Please say how many lines in the entries below hold the string "screenshot", with no other words.
Segment Start: Records to process
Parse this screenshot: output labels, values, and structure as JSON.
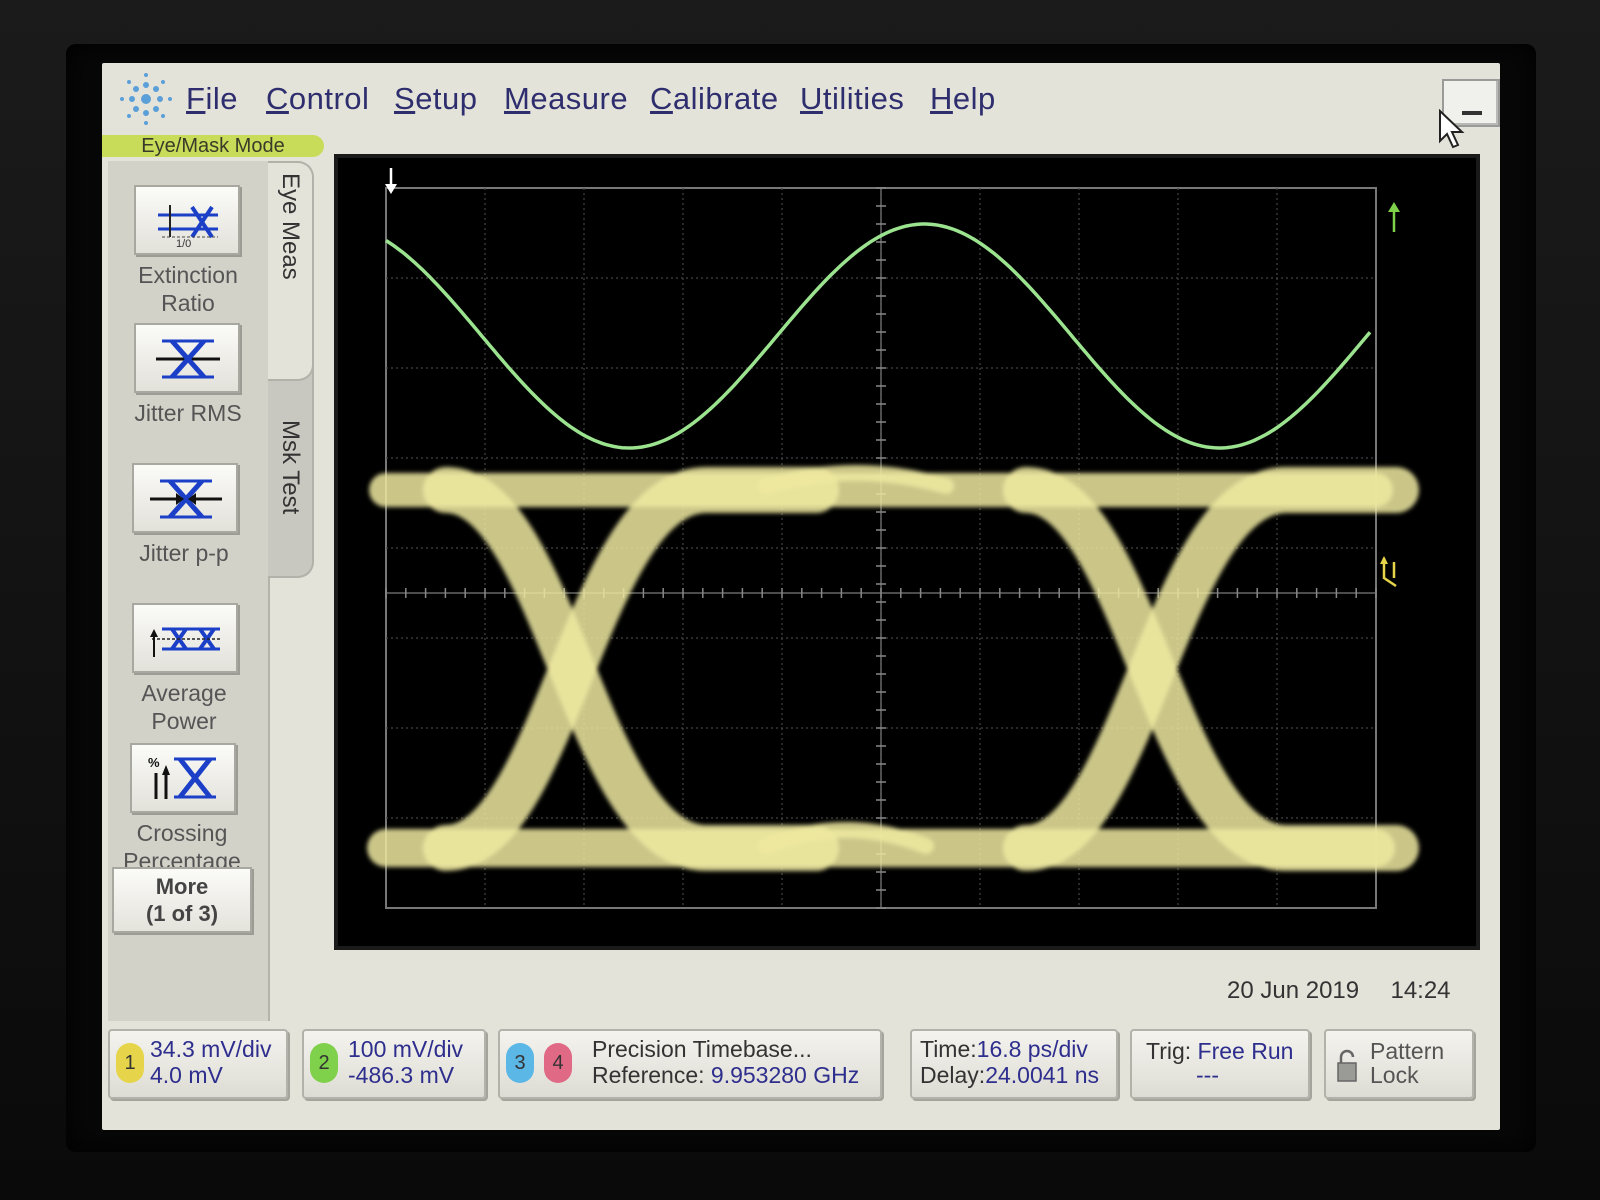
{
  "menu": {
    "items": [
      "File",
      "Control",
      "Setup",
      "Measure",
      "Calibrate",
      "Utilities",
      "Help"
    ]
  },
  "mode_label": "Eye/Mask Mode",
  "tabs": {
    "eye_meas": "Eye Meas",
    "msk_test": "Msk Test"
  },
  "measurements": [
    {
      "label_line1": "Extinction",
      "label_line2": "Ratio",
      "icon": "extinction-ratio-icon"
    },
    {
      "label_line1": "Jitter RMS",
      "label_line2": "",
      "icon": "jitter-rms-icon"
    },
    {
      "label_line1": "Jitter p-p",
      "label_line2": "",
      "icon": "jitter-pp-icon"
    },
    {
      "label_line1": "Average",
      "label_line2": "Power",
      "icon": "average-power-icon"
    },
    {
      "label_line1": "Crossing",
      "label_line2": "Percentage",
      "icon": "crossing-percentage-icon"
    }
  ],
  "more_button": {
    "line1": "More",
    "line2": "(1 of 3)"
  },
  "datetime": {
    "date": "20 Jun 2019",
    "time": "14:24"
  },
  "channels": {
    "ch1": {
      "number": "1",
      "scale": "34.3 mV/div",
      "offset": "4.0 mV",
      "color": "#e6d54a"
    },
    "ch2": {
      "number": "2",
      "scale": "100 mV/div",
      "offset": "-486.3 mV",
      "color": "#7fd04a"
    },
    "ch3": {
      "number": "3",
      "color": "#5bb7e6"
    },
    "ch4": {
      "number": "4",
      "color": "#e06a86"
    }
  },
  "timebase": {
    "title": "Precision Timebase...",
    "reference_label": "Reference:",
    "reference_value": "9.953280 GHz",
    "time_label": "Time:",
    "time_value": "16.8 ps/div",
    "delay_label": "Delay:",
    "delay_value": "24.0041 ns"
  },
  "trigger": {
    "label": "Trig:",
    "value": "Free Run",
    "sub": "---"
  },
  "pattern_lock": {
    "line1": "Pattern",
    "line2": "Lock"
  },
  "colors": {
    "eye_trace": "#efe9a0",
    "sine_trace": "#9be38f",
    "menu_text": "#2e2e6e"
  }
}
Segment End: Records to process
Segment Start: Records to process
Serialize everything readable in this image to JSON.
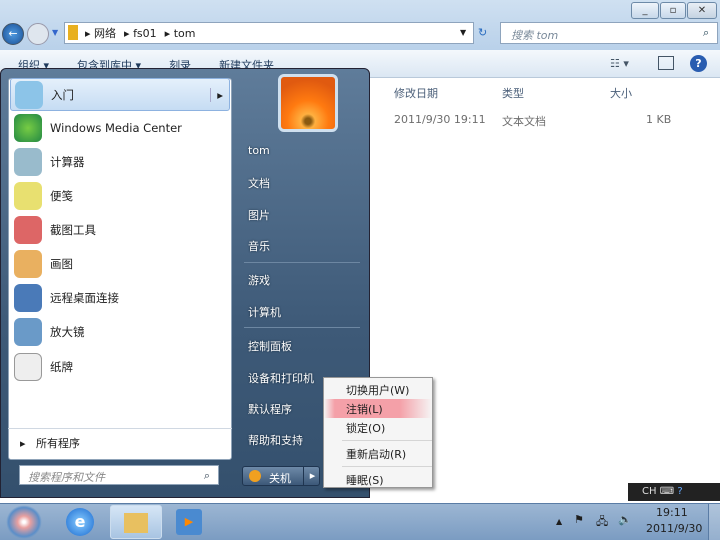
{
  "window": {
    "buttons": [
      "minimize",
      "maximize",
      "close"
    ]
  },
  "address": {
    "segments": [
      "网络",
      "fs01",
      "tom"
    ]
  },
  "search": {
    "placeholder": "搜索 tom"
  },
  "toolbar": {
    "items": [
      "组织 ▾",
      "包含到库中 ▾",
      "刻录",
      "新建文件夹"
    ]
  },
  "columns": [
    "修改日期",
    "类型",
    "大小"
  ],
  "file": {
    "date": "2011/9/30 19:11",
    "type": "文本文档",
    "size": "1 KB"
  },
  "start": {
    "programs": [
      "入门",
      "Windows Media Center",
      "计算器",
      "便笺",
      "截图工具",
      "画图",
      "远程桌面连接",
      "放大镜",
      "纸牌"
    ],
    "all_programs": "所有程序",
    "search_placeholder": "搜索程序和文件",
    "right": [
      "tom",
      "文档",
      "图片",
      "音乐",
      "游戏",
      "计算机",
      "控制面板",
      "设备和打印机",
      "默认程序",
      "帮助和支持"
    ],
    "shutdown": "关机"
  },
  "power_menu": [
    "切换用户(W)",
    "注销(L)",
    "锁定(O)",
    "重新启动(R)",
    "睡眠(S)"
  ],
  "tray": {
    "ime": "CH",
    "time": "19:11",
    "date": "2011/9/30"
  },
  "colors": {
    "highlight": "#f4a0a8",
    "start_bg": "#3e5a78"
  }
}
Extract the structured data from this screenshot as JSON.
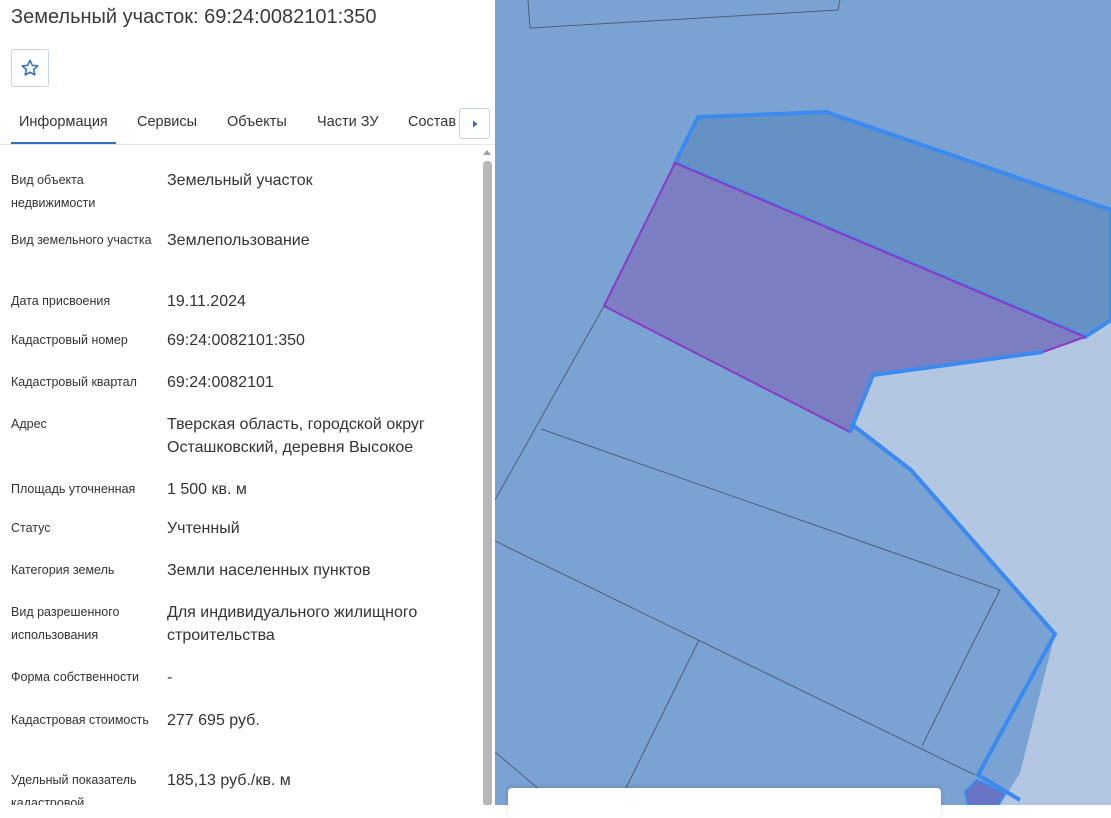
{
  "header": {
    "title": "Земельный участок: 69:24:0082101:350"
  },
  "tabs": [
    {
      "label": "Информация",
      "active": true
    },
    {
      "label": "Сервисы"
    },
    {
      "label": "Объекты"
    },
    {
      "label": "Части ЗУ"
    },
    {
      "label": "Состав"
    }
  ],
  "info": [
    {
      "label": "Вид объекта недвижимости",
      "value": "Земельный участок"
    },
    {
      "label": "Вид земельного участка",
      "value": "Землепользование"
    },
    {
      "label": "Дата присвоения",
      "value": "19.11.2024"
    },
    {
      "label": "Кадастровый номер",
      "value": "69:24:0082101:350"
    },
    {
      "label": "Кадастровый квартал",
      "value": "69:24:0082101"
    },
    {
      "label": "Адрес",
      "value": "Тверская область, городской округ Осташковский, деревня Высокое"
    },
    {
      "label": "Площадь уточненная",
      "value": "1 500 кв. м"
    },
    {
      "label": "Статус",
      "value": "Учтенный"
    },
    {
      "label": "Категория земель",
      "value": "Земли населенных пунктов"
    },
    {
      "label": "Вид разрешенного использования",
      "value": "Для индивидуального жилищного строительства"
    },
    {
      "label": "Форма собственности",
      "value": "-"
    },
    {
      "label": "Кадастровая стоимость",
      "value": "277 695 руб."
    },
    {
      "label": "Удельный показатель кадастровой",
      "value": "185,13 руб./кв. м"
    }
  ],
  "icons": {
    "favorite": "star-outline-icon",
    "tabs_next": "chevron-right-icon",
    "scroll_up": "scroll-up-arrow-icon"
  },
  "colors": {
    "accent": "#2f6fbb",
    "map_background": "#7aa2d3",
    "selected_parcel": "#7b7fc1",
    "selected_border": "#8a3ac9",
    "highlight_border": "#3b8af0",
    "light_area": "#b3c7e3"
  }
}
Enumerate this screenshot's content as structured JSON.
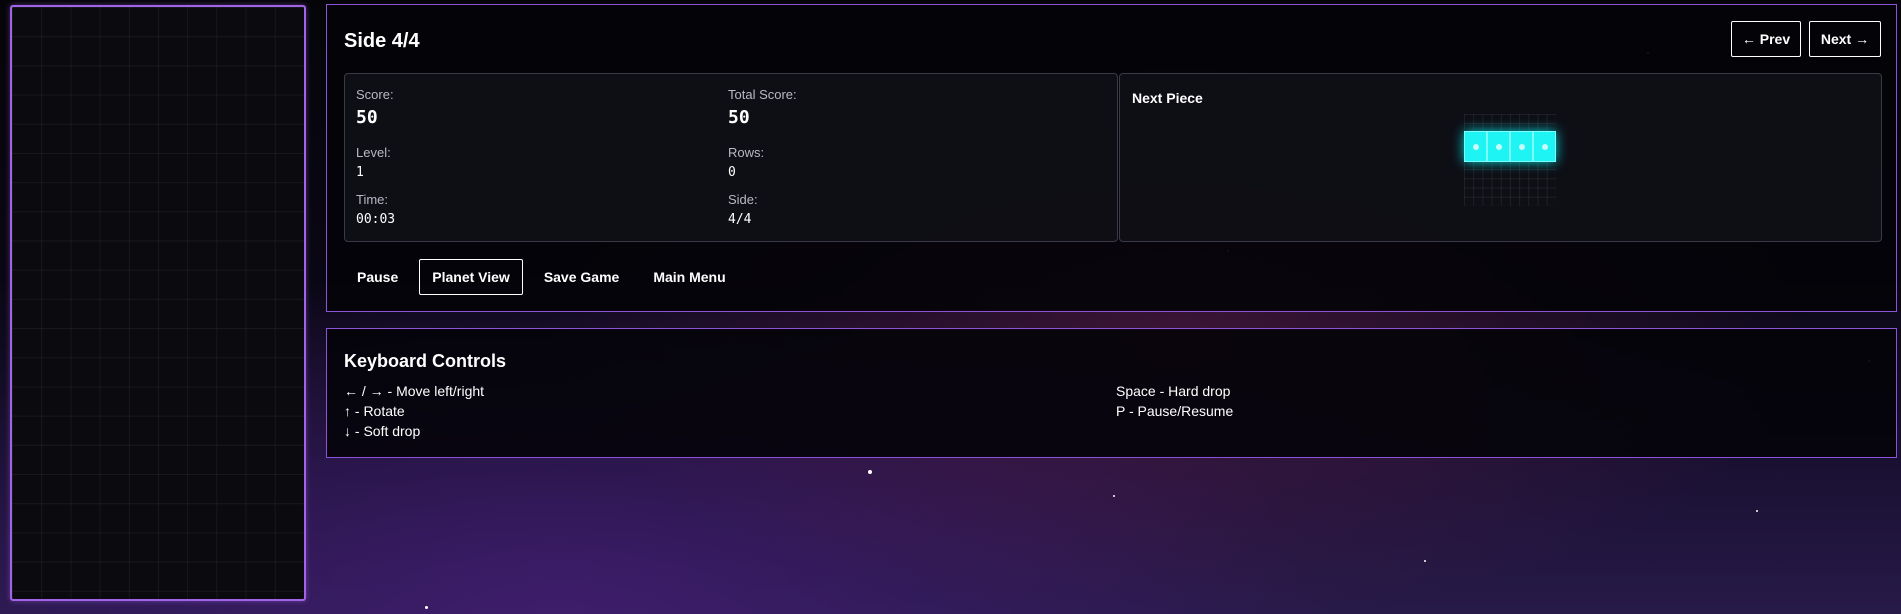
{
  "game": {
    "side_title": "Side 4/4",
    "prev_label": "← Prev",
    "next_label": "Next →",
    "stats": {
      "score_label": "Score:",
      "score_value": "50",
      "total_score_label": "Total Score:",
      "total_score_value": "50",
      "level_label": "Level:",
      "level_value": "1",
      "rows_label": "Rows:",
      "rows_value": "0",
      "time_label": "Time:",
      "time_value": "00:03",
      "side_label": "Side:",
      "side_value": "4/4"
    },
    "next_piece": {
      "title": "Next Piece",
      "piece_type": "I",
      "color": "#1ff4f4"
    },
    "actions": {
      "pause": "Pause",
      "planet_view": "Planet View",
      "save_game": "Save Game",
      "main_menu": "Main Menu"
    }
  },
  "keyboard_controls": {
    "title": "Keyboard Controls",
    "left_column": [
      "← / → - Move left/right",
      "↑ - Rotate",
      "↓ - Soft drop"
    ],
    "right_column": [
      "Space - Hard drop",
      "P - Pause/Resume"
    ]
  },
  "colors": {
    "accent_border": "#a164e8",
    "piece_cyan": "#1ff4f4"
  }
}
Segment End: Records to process
(Expected output): 3